Records shown>

▼

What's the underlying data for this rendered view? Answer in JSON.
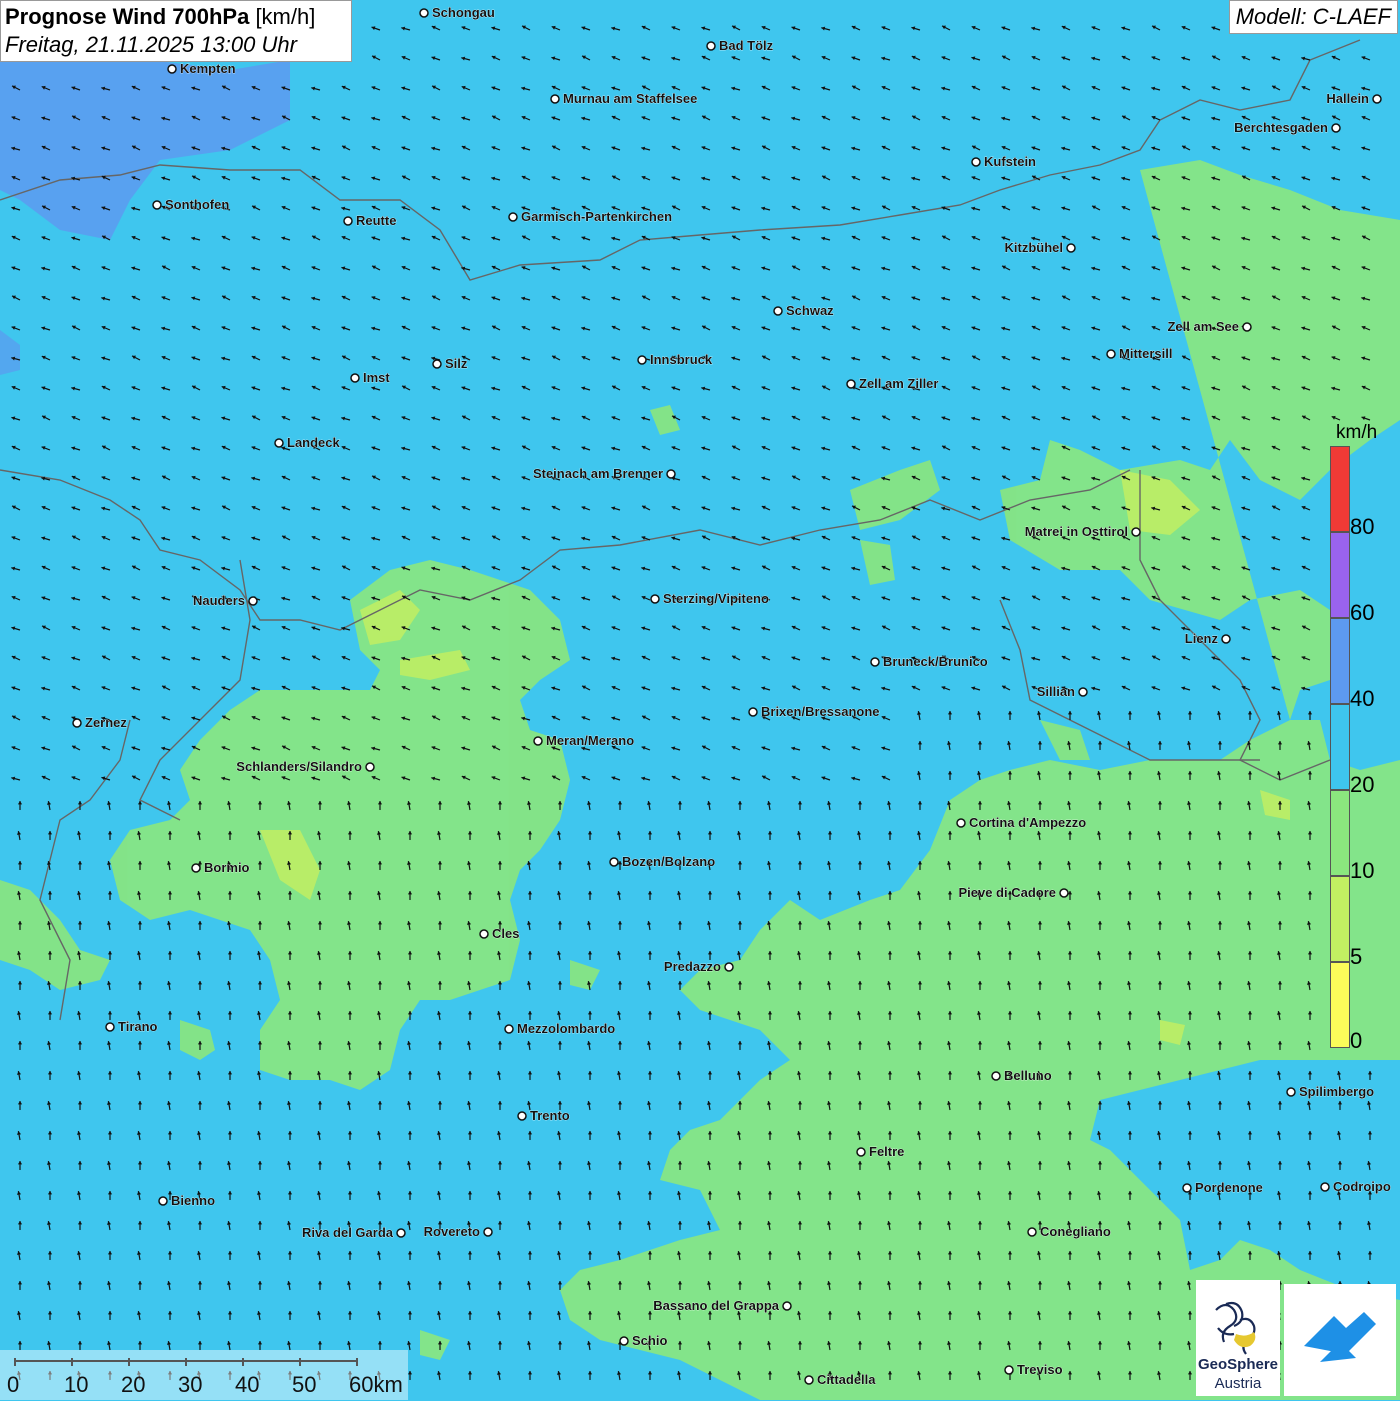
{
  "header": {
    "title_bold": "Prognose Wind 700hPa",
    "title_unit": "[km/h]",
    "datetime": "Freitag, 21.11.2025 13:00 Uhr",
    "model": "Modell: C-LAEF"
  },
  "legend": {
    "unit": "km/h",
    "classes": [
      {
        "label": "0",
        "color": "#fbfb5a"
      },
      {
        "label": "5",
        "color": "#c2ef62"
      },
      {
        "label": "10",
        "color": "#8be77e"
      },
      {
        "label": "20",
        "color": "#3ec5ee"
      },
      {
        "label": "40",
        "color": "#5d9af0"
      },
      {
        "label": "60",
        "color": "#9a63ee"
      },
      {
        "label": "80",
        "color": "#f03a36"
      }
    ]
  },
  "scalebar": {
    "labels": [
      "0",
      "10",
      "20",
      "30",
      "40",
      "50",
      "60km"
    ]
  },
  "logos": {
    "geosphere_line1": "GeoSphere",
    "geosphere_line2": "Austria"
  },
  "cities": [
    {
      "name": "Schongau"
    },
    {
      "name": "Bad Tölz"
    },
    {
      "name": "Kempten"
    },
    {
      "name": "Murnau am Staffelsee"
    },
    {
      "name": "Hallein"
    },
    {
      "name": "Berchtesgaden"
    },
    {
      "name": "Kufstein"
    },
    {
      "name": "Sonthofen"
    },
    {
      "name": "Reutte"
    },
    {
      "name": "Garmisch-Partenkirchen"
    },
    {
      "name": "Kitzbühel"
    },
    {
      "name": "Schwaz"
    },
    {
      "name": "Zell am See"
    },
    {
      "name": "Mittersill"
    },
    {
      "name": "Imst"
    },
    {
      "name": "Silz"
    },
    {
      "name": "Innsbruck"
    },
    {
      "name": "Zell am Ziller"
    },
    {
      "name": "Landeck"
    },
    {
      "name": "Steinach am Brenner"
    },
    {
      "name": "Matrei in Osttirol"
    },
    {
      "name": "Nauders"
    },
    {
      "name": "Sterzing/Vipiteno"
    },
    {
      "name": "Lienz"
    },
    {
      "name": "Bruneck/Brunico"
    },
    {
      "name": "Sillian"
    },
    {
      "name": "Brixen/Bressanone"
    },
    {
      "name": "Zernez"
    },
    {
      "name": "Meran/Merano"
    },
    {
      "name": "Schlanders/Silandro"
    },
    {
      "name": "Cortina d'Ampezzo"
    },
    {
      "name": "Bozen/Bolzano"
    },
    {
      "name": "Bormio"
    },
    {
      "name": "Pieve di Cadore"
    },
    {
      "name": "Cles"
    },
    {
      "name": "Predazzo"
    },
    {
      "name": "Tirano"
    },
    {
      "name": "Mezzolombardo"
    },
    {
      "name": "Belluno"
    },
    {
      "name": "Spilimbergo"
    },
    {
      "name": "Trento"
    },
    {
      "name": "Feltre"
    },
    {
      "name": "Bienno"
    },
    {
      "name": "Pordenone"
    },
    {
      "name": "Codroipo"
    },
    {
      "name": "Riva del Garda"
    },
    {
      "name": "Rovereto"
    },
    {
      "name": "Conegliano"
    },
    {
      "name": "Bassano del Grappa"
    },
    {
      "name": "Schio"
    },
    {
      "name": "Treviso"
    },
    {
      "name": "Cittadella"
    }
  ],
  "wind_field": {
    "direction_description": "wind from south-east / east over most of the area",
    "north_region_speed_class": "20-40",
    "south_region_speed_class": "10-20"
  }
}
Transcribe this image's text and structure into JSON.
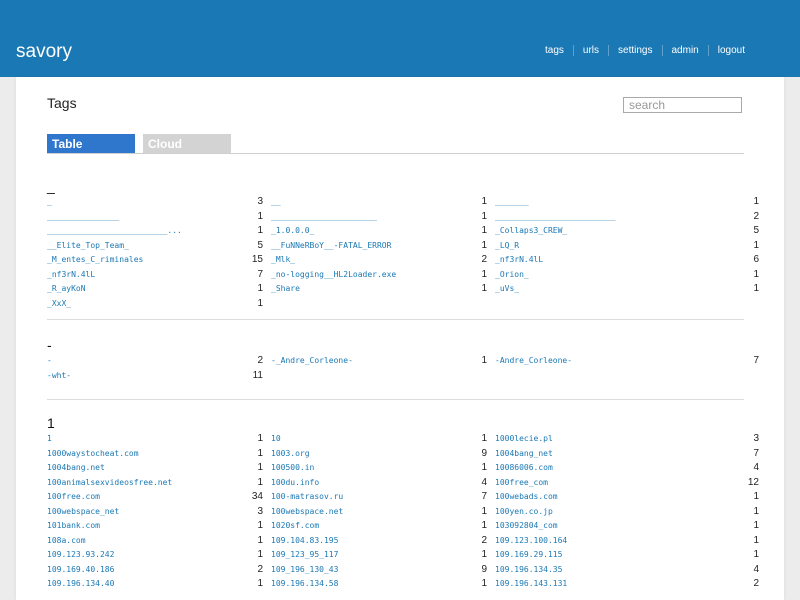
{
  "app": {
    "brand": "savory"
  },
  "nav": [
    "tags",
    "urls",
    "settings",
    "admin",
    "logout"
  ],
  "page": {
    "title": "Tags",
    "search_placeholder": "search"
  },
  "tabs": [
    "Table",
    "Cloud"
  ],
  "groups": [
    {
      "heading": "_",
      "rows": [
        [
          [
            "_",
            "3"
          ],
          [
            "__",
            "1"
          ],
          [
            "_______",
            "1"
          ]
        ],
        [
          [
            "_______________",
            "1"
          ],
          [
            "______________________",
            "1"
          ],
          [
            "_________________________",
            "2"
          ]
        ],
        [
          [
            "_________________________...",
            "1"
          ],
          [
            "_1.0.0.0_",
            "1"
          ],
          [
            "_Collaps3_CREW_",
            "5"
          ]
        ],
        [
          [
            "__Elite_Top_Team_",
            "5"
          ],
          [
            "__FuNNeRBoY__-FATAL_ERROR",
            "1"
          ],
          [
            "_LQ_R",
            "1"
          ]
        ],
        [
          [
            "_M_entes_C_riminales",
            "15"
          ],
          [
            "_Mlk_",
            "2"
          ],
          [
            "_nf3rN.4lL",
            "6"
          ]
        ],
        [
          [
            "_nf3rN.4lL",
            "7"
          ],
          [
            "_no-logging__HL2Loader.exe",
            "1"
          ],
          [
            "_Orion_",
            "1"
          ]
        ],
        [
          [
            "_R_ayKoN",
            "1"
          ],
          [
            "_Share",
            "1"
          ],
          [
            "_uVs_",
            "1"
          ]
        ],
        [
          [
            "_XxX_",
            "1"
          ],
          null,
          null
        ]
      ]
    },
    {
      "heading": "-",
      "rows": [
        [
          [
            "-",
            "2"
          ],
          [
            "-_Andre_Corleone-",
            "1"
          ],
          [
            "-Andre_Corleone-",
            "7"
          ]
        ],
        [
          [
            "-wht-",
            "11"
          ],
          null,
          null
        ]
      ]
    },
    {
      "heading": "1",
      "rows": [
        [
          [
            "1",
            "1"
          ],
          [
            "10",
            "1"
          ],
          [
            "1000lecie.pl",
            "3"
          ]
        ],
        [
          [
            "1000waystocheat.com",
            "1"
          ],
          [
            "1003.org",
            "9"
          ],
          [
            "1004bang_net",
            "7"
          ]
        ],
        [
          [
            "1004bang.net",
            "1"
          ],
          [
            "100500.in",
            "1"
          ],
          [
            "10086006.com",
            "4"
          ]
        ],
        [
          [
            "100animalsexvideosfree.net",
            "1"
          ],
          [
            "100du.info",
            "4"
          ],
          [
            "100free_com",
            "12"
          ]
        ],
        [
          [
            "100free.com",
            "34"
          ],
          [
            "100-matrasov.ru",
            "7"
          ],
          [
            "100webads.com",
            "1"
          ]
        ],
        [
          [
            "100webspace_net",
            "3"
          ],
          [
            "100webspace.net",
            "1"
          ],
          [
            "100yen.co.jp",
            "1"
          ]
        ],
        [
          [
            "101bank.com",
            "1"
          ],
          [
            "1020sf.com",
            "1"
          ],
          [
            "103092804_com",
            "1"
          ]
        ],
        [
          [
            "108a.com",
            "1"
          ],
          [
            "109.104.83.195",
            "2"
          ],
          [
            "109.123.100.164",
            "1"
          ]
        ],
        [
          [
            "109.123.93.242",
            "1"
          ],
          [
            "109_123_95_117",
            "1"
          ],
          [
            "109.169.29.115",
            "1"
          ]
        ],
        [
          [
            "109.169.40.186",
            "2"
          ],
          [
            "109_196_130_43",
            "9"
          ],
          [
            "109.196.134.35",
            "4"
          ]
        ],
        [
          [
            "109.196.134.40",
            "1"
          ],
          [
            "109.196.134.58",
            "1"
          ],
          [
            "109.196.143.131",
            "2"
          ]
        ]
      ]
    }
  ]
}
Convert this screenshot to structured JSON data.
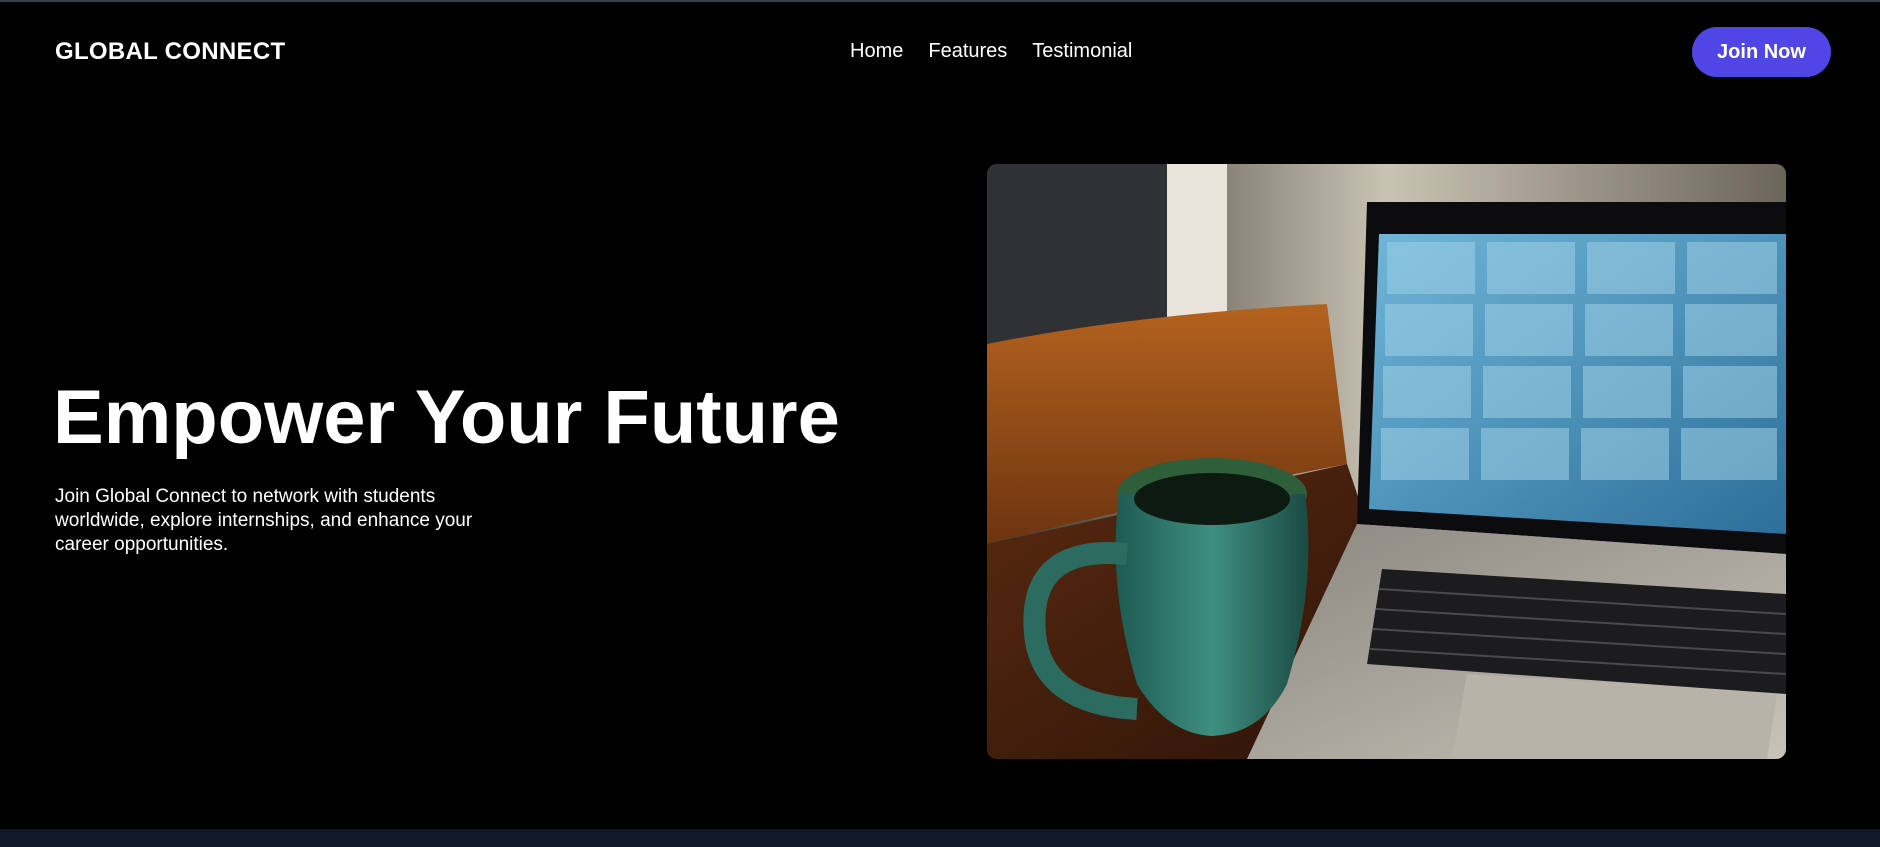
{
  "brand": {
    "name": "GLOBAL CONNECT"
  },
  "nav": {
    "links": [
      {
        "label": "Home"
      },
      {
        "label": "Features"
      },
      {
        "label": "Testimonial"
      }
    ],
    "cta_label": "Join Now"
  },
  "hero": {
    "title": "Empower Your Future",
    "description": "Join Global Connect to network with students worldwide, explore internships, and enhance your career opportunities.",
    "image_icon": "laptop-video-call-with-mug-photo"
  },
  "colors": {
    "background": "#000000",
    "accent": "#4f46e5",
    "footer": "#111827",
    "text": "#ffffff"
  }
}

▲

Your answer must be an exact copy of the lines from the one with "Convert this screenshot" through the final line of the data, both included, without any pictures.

Exercise response>
Convert this screenshot to structured JSON data.
{
  "brand": {
    "name": "GLOBAL CONNECT"
  },
  "nav": {
    "links": [
      {
        "label": "Home"
      },
      {
        "label": "Features"
      },
      {
        "label": "Testimonial"
      }
    ],
    "cta_label": "Join Now"
  },
  "hero": {
    "title": "Empower Your Future",
    "description": "Join Global Connect to network with students worldwide, explore internships, and enhance your career opportunities.",
    "image_icon": "laptop-video-call-with-mug-photo"
  },
  "colors": {
    "background": "#000000",
    "accent": "#4f46e5",
    "footer": "#111827",
    "text": "#ffffff"
  }
}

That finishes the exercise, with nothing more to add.